The Karta is ordinarily the senior most male member provided he is fit and does not suffer from any physical or mental deficiency and no outsider can become the Karta. An adopted son who is the eldest in the family can become the Karta. With the consent of the others a junior member of the family may become the manager of the family property.

The father has a power to divide the family property at any time during his life provided he gives his sons equal shares with himself. Also it is competent for a father to make a gift of immoveable property to a daughter if the gift is of a reasonable extent having regard to the property held by the family.

Family Dispute Resolution

Family Dispute Resolution is the process through which people who are in conflict can be helped to communicate with each other about what is important for them and how to make decisions about resolving their dispute. It can be used in various situations ranging from family law to parent- adolescent conflict. Provisions for settlement of disputes outside the court find a prominent place in the Civil Procedure Code, the codified marriage laws and the Family Courts Act. The Supreme Court of India directed Family Courts in view of Section 9 of the Family Courts Act to make all possible efforts to settle matrimonial disputes especially in relation to child custody, through the process of mediation and also to set reasonable time limit for the completion of mediation. Settling disputes within the family fold is advisable so as not to disrupt the family structure. Also it is more amicable and pocket- friendly.

Acquisition of property in India can take place in various ways including by way of gifts which is done through the execution of a gift deed by the owner in the favour of another family member. A family settlement is applicable in cases where two individuals claim to be owners of a property having equal share therein. Such a family settlement is not only in relation to the title of the property but also in relation to the use and possession thereof. Settling such disputes over property is necessary as in some cases they may become a motive for murder as in the murder case of MM Kalburgi where the police have pushed the narrative of family dispute over property as a motive. However, settlement and mediation in family law matters are highly unutilized.

Conclusion

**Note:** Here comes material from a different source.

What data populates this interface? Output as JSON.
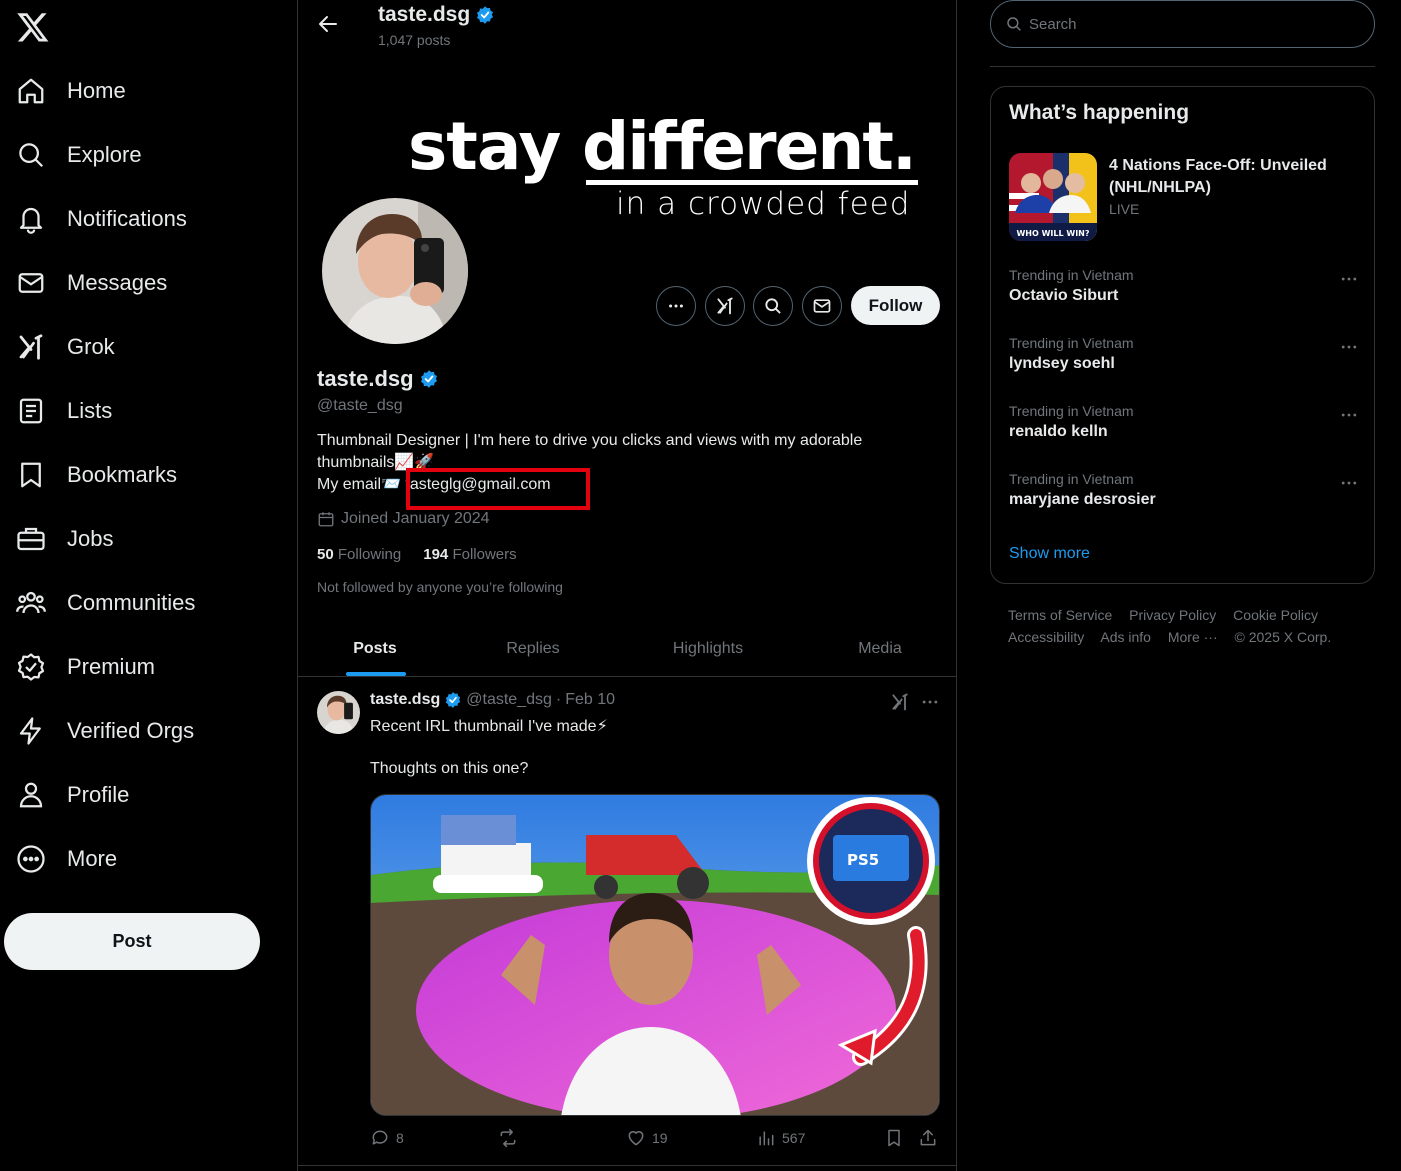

However, the working environment for the family court staff must be improved. There is an urgent need to provide proper infrastructure facilities. To conclude, as the largest democracy in the world; India has an opportunity to be a role model in various aspects of family law; family being the most important social organ.


[1] Student, Institute of Law, Nirma University, Ahmedabad.

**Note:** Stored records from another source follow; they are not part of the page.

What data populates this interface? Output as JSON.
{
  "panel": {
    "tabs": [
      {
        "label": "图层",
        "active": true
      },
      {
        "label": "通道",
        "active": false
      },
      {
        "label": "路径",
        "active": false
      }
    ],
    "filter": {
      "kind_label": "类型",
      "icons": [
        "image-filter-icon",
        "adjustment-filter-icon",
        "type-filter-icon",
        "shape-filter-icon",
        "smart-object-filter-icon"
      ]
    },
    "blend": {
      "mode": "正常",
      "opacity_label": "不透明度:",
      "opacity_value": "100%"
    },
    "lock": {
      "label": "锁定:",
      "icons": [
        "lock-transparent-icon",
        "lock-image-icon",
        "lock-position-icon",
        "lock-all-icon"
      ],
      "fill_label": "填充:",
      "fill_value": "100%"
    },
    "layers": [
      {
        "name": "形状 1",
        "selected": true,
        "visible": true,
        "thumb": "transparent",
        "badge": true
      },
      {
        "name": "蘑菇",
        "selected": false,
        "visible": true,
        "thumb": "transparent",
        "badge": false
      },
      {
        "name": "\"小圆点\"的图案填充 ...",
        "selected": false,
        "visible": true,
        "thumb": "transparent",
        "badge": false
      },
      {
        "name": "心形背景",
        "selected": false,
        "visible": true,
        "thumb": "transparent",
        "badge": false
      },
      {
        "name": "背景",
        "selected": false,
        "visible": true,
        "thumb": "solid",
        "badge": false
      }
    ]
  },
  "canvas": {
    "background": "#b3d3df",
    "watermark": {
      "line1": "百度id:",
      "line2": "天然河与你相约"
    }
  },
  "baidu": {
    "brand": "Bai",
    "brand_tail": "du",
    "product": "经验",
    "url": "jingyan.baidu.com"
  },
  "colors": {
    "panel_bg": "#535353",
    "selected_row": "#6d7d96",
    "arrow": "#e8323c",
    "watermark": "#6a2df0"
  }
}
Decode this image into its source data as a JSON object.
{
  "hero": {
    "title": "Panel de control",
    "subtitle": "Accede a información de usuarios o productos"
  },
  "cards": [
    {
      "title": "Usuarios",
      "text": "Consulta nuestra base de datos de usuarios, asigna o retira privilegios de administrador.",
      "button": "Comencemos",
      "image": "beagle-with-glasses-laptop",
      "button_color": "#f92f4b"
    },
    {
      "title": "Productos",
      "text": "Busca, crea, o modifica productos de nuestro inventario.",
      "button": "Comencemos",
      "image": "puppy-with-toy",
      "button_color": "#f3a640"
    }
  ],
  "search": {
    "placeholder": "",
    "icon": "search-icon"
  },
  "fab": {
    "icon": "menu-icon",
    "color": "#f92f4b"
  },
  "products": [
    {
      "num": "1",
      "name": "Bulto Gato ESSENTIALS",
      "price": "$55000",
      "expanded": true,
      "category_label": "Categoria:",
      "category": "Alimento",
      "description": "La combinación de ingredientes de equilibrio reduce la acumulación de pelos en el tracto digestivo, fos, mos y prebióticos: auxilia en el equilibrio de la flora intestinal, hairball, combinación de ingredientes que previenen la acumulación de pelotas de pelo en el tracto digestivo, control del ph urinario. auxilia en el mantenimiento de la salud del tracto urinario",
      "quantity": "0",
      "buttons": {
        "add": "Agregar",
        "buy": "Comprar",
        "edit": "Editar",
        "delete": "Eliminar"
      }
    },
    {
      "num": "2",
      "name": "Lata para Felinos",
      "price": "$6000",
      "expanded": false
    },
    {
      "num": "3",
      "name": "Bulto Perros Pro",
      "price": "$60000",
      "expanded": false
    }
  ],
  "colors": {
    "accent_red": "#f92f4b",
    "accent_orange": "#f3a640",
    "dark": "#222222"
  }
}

[2] RomitAgrawal, Whether Amendments Made to the Hindu Succession Act Are Achieving Gender Quality, LegalServiceIndia (May 29, 2018), http://www.legalserviceindia.com/articles/gehsa.htm.

[3] Vijendar Kumar, Coparcenary Under Hindu Law, Boundaries Redefined, 4 NALSAR LR27, 37 (2008-09).